That puts me in "flamboyant" which is definitely higher yang and more dramatic. I just need to take flamboyant to mean: "(of a person or their behavior) tending to attract attention because of their exuberance, confidence, and stylishness," and not so much as "zany," or "wild." Because zany and wild conflict with my relatively muted colouring and contrast levels.

Sheila, I hope you don't mind my saying so, but from your profile pic (and if I saw you in a grocery store!) I would say you are definitely a Dramatic. That beautiful bone structure does trump other elements. Of course, I am in no way an expert, but that's my impression (as the diehard Kibbe-ite I seem to have become!).

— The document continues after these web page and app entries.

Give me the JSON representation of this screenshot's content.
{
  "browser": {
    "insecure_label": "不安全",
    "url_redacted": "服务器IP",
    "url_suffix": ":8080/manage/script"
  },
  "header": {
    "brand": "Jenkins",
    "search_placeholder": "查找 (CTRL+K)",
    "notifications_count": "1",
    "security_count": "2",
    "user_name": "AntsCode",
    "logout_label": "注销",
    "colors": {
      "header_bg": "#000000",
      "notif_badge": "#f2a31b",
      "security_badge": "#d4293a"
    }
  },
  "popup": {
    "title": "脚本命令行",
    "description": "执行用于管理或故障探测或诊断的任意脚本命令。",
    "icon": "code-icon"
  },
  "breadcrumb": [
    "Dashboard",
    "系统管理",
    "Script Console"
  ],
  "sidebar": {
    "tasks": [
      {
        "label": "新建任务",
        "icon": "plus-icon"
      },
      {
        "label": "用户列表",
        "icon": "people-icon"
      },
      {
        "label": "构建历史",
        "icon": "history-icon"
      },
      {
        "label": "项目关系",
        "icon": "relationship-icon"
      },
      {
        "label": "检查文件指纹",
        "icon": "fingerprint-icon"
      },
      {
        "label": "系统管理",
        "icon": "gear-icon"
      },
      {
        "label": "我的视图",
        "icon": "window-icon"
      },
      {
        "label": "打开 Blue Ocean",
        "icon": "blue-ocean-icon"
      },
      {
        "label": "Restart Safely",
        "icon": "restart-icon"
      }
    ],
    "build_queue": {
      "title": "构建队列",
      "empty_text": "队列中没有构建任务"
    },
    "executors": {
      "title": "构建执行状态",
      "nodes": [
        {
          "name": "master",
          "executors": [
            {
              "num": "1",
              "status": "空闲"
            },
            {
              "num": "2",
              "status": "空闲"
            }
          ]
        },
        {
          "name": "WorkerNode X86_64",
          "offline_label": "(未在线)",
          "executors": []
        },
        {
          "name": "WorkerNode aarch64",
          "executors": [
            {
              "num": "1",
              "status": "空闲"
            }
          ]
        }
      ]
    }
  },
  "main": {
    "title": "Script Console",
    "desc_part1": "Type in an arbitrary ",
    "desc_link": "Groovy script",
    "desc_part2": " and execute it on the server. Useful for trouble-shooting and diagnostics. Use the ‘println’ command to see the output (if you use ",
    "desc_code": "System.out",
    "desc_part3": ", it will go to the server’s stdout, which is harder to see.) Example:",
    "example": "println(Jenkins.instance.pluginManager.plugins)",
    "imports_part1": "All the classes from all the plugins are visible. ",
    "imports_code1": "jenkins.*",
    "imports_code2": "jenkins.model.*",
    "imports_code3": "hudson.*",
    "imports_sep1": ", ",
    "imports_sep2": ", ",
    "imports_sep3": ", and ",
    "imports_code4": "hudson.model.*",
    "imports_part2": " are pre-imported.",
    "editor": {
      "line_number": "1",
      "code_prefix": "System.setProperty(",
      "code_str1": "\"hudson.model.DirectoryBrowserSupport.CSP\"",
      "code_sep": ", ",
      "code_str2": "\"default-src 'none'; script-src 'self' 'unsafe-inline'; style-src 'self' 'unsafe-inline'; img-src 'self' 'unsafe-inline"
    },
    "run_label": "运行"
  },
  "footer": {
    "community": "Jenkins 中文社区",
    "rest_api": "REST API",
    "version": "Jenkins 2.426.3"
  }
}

Thanks Suz for those web links earlier in this thread. I am a classic with just a bit (tiny bit) of dramatic based on those tests. Feels right but interested in more insight from the books caro listed. As someone called this ... maybe Kibbie light.

Thank you again caro for great post!

Suz, I haven't really investigated the types I definitely am not (Gamine, Classic), so it's hard for me to distinguish between their variants. You wear many kinds of clothes so well that Kibbe categories may just be superfluous on your style journey. And he does use words oddly. (As with "flamboyant," "soft" in his world is not necessarily soft as we know it!) You always look pretty in your photos, though -- maybe that is the key to defining your type in Kibbe world?

Oh, thank you AM -- glad that was helpful!

And thank you, gauche!

You're right -- he uses words in his own highly specific way and that is what makes them difficult to parse at times.

I've actually found Kibbe (what I understand of it) quite helpful. I'm just not sure I do understand all that well. What I really, really like and admire is first, what Caro says -- that he genuinely celebrates different kinds of beauty and does not ever seem to suggest that women should aim to "disguise" their features in any way; and second, his attention to elements such as line, and overall "energy." As someone who has a lot of yang in my makeup, this is really helpful. It helped me understand why I feel like such a poseur in most ruffles, for example. And why I like diagonals and angles so much and tend not to like soft florals on me (even though I like to look at those patterns, e.g. Monet.)

I discovered Kibbe's book soon after it was published--in the public library--and found it extremely interesting and helpful (though I thought the photos were less convincing than the text.) Some of his advice to Gamines has stayed in my head all these years, and still helps me steer clear of inappropriate trends: smaller geometric prints are the only ones that really work for me; blocky heeled shoes & boots are better than strappy spikes; narrow lapels & collars are best; volume in clothing and hairstyle has to be controlled; piping and other trims work magic. I do think that the book feels dated now, (how could it not?) and wish that he had thought a bit more about how changes in weight and fitness influence the various body types. At 64, thicker in the middle and a bit fleshier everywhere, I often wish he had come up with a few revised hints for aging Gamines. Maybe the hint is simply "Lose those extra pounds." Not as easy as it was once!

P.S. to Suz: I know what you mean about the Flamboyant Gamine category. It always felt a little too wild & crazy for (also Summer) me. I ended up borrowing from both the true Gamine & and the Flamboyant version for my own slightly-more-yang-Gamine look.